Before you can start using one of a dealership’s cars, you’ll first need to agree to pay them a fixed monthly amount. Fortunately, the costs of servicing and maintenance are both factored into this amount. Once a PCH agreement ends, you simply hand the car back to the dealer and needn’t worry about the vehicle depreciating in value.
Eager to keep switching your vehicle rather frequently? Then PCH will likely be the best finance option for you. However, take note that you must ensure the vehicle remains in good condition during the entire time it’s in your possession and that you don’t exceed the annual mileage limit agreed at the start of the agreement — extra costs could come your way otherwise.
You’ll need to call into a building society or bank to obtain a personal loan. Once granted, these enable you to spread the cost of purchasing a new car over a period of time that can last anywhere from one year to seven years. According to the earlier mentioned survey by WhatCar? a personal loan is the most popular way to finance a new vehicle, with a third of those who were involved in the motoring publication’s poll saying they favoured this finance option over all others.
When you are looking to borrow over a lengthy period of time, consider a personal loan. This is because they usually make for the cheapest finance option to do so. They also mean that you will own the car from the moment you take out the loan. Competitive fixed interest rates can be gained if you shop around for your personal loan too, while you often won’t even need to worry about paying a deposit to get the loan.
You’ll find so many benefits from buying a new vehicle with the use of a personal loan. You won’t need to worry about any annual mileage restrictions, for instance, while you won’t need to hand the car back to the dealership once the loan is paid either — thus no need to be concerned about reconditioning costs either.

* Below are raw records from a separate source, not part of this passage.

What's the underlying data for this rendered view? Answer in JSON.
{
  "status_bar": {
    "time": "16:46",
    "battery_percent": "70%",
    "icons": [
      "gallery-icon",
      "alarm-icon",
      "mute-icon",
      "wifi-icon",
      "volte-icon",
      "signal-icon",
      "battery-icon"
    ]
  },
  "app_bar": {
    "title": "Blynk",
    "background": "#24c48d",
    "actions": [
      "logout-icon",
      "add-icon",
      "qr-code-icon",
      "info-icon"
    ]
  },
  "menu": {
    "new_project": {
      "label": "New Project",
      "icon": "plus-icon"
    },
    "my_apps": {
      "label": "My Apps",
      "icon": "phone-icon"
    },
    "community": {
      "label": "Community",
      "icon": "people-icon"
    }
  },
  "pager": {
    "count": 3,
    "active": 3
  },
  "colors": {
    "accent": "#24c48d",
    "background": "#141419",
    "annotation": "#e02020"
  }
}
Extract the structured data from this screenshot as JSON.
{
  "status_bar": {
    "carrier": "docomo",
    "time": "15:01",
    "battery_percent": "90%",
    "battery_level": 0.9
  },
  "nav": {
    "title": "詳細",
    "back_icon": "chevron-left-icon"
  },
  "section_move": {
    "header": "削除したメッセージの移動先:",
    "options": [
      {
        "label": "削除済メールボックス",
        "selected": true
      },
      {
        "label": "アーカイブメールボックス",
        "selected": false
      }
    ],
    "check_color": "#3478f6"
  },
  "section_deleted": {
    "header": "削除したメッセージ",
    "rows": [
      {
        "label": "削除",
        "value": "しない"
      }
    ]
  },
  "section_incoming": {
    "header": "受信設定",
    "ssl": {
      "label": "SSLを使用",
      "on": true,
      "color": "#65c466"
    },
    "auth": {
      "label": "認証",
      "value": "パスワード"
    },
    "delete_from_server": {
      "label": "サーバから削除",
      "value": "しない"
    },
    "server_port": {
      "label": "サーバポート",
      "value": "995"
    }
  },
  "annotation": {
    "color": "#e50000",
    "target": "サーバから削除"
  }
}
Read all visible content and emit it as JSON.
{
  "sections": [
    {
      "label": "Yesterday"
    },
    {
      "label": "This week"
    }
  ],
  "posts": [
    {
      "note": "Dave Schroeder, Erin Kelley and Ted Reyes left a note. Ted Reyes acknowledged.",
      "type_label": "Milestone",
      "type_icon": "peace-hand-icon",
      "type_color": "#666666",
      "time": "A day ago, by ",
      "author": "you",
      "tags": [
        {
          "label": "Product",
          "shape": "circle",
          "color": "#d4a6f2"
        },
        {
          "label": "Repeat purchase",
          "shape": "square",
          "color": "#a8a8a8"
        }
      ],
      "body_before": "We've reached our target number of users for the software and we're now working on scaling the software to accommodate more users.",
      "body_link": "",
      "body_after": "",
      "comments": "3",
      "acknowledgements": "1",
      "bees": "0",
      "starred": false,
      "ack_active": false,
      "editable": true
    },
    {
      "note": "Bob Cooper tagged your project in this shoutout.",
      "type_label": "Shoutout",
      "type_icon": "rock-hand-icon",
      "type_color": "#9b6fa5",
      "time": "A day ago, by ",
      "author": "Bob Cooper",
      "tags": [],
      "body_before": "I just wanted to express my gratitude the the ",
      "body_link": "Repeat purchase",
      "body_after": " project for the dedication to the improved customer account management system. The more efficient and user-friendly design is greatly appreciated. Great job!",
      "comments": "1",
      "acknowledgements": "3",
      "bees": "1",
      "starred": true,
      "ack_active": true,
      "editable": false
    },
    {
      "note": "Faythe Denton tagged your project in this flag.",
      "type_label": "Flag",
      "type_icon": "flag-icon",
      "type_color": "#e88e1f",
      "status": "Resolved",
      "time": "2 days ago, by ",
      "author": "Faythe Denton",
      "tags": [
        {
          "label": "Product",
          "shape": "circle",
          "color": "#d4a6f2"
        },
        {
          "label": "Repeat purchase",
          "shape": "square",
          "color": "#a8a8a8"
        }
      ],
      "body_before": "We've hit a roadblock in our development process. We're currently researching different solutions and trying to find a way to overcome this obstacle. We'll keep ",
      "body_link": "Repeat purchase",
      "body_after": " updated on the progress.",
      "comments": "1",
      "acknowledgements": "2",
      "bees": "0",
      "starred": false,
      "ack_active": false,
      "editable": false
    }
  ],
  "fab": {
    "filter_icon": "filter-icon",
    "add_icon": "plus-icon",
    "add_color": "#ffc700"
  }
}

Just refrain from falling behind on payments. If you do, any of your assets can be seized — only your vehicle will be vulnerable to being reprocessed should the same thing happen with dealer finance. A clean credit rating will likely be required if you want to take out a personal loan too, while you’ll also beat the brunt of your car’s depreciation due to you owning the vehicle from the moment you take out the loan. Ensure the vehicle that you have your eyes on will be something that you can imagine driving for years to come, as the lender will still require you to repay the full loan even if you sell it or it gets written-off.
What are my options when purchasing a used car?
When you’re buying a used vehicle, both PCP and HP agreements can also be used. Each agreement uses the same principles as we’ve covered earlier too. Of course, you can also take out a personal loan when looking for a way to finance a used car.
It’s a bit more complicated to explain leasing when focusing on the second-hand vehicle market though. Some dealers will allow their used cars to be leased, but not all of them. Many dealers will determine the amount that you have to pay on a monthly basis based on how much they expect the vehicle that’s being leased will depreciate over the finance term you have in mind. This may result in you witnessing more expensive leasing deals that you’d have expected though, as the residual values of used cars are usually more difficult to forecast and so dealers will be aiming to always cover the cost of any unexpectedly severe depreciation periods.